It’s only in the details that you’re reminded of the Andy Georges (and latterly John Kilroy) classic – some of the old furniture has been repurposed and the parquetry flooring has been stripped of its shine, giving it a more homely feel. Interestingly, all this means Coppa 2.0 also feels nothing like the moody vibe of the original.
“It was dark and intimate and smaller,” Sanceau says. “This is light, it’s spacious. We wanted to give it wider appeal for people coming into the city, while still retaining the integrity of Coppa.”
Chef Vinny Clist’s snack-focused menu will feel familiar to Coppa regulars. The burrata, pork and veal meatballs, and pork and beef pappardelle are all present and correct, as is Coppa’s immensely popular gnocchi with kale and walnuts. For mains there’s roasted porchetta with rocket and apple, and a bistecca alla fiorentina designed to share.
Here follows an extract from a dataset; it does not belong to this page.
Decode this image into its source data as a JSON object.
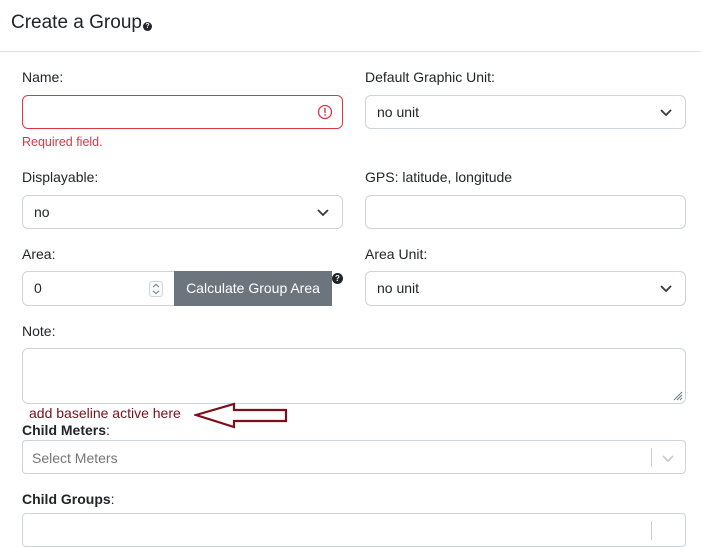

The one notable absence is a pizza menu, which Sanceau attributes to exhaust issues at the new venue, but he’s promising more pasta dishes in its place.
For drinks, Coppa has further loosened its apron with the introduction of a slushy machine that’s spinning frozen prosecco and a frozen Negroni. Otherwise, it’s a focus on Italian wines and styles, and local drops made using low intervention, biodynamic and organic techniques. As is typical for Coppa Spuntino, there’s a huge range by the glass to encourage punters to drop in for a vino and a snack.
The entire experience marks a change from Sanceau and Shearston’s usual trick of making a success out of venues no one else would touch. And its opening is perhaps fortuitous timing with Otto Brisbane’s move across the river. Plenty of that restaurant’s dedicated regulars will pile onto the ferry to South Bank, but its departure from 480 Queen still leaves an Italian-shaped hole in the CBD.
“It feels great to be back,” Sanceau says. “I’ve missed restaurants. Don’t get me wrong: Red Hook survived and has been great, but I wanted my staff back. There’s a lot of opportunity with this space … location-wise, being next to the water is a restaurateur’s dream.”
Eagle Street Pier, 45 Eagle Street, Brisbane
Wed to Sat 11am–3pm, 5pm–Late